New Anti-Wage Theft Law

One law that went into effect on January 1, 2012 will have an impact upon working men and woman in California.  Labor Code section 2810.5 is called a wage theft law and requires that when an employee is hired she must receive a written notice stating the rate of pay and the basis of the pay whether it is hourly, salary, piece rate or some other form of compensation.  The overtime rate also must be stated.  The notice must also state the regular pay date, the name of the employer including any “doing business as” name, the address of the main office of the employer and the name, address and phone number of the workers compensation carrier.  The laws are designed to prevent wage theft by specifying exactly what workers will be paid so that they can compare the wages and promises made when they are hired with what happens during employment.

The law also requires that if there are any changes, the employee must be given notice of the changes within 7 days.

This law supplements the law currently in effect that requires that employees be given a pay stub when they receive their paycheck.  The pay stub must contain all hours worked, the rates of pay and the number of hours of each rate of pay, the net pay, all deductions and other important information.  The law allows employers who pay by electronic deposit to make the same information electronically, provided the worker can print a copy of the pay stub at a computer kiosk.

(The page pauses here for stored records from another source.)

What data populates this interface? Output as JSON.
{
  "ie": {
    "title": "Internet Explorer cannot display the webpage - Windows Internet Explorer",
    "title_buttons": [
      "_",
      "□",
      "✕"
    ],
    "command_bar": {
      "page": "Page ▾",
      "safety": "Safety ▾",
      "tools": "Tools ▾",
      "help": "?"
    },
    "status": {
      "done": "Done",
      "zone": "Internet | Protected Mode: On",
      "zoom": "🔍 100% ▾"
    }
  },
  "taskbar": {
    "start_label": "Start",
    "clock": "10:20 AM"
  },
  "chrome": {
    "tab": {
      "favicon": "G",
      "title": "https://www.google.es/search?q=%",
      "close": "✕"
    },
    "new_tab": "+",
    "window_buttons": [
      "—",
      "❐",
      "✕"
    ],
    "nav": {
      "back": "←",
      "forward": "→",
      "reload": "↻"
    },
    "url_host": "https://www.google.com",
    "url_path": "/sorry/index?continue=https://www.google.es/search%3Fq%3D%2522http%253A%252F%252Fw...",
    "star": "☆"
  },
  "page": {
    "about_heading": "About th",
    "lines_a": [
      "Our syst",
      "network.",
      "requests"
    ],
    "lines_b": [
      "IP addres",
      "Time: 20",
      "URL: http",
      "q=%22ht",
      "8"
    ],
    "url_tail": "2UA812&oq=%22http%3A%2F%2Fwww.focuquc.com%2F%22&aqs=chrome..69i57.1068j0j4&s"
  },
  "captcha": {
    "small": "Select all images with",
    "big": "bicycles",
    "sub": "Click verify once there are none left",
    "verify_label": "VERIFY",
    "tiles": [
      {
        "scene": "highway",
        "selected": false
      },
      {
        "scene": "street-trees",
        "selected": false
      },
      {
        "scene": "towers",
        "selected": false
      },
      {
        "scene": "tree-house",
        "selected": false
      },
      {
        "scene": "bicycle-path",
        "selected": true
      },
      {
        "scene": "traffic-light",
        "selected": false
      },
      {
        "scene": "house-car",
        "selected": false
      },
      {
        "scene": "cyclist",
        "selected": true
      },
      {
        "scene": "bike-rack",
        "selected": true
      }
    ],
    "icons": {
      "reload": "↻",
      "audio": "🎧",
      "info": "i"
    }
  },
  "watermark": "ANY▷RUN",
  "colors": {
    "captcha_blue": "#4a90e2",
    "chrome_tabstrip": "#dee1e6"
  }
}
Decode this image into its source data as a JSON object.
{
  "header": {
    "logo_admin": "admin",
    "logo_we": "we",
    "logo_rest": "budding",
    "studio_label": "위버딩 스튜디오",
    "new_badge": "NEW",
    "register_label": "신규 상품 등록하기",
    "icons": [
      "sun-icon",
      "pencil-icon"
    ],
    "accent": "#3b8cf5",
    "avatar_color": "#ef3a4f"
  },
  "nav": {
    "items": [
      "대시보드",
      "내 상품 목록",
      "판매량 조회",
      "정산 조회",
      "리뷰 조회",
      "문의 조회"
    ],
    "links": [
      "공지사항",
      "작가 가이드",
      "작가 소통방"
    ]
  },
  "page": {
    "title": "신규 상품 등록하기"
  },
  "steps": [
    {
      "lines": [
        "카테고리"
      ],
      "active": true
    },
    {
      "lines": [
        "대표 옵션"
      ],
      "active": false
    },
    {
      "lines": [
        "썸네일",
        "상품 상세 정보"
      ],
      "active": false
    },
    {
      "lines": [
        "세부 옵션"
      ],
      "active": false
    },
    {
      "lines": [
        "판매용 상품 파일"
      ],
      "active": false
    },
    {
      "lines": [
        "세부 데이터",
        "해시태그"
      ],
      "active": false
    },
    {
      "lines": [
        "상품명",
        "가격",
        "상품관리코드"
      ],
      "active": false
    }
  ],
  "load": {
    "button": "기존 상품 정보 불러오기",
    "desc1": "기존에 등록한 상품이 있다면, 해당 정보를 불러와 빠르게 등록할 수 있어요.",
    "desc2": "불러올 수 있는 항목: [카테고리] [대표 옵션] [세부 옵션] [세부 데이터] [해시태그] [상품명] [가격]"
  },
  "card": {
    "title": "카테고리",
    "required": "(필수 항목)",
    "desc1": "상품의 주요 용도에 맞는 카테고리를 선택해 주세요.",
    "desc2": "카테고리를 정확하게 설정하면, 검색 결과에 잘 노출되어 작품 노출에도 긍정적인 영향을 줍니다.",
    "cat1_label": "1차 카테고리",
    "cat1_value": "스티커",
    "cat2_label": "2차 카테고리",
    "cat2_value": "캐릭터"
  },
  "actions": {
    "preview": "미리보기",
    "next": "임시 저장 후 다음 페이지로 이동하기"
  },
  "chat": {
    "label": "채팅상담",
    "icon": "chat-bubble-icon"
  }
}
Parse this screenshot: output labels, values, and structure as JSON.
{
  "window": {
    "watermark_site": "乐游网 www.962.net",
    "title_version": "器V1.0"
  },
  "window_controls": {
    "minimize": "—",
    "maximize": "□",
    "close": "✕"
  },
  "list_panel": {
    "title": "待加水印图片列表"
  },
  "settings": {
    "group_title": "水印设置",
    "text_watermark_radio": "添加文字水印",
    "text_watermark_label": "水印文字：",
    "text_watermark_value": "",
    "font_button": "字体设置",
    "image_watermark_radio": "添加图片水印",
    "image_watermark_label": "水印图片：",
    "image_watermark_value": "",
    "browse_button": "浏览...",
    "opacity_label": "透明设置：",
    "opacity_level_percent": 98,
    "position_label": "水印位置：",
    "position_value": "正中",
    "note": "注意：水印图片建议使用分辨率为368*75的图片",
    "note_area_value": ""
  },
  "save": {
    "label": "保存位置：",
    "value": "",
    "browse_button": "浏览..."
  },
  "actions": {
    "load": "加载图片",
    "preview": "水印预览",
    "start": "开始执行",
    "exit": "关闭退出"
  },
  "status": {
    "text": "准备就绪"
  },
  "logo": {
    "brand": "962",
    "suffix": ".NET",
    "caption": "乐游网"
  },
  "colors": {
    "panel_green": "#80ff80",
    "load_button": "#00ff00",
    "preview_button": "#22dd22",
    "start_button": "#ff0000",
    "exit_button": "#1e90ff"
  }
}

One note of importance.  The wage theft law is not applicable in union shops.  The legislature assumed that union workers have knowledge of their pay through their collective bargaining agreement and through their union representatives.  The pay stub law applies to all workers.

If you have friends who are being cheated they should look at both their paystubs and the initial notice to determine whether they are receiving the pay they are entitled to.

David Rosenfeld

Legal Developments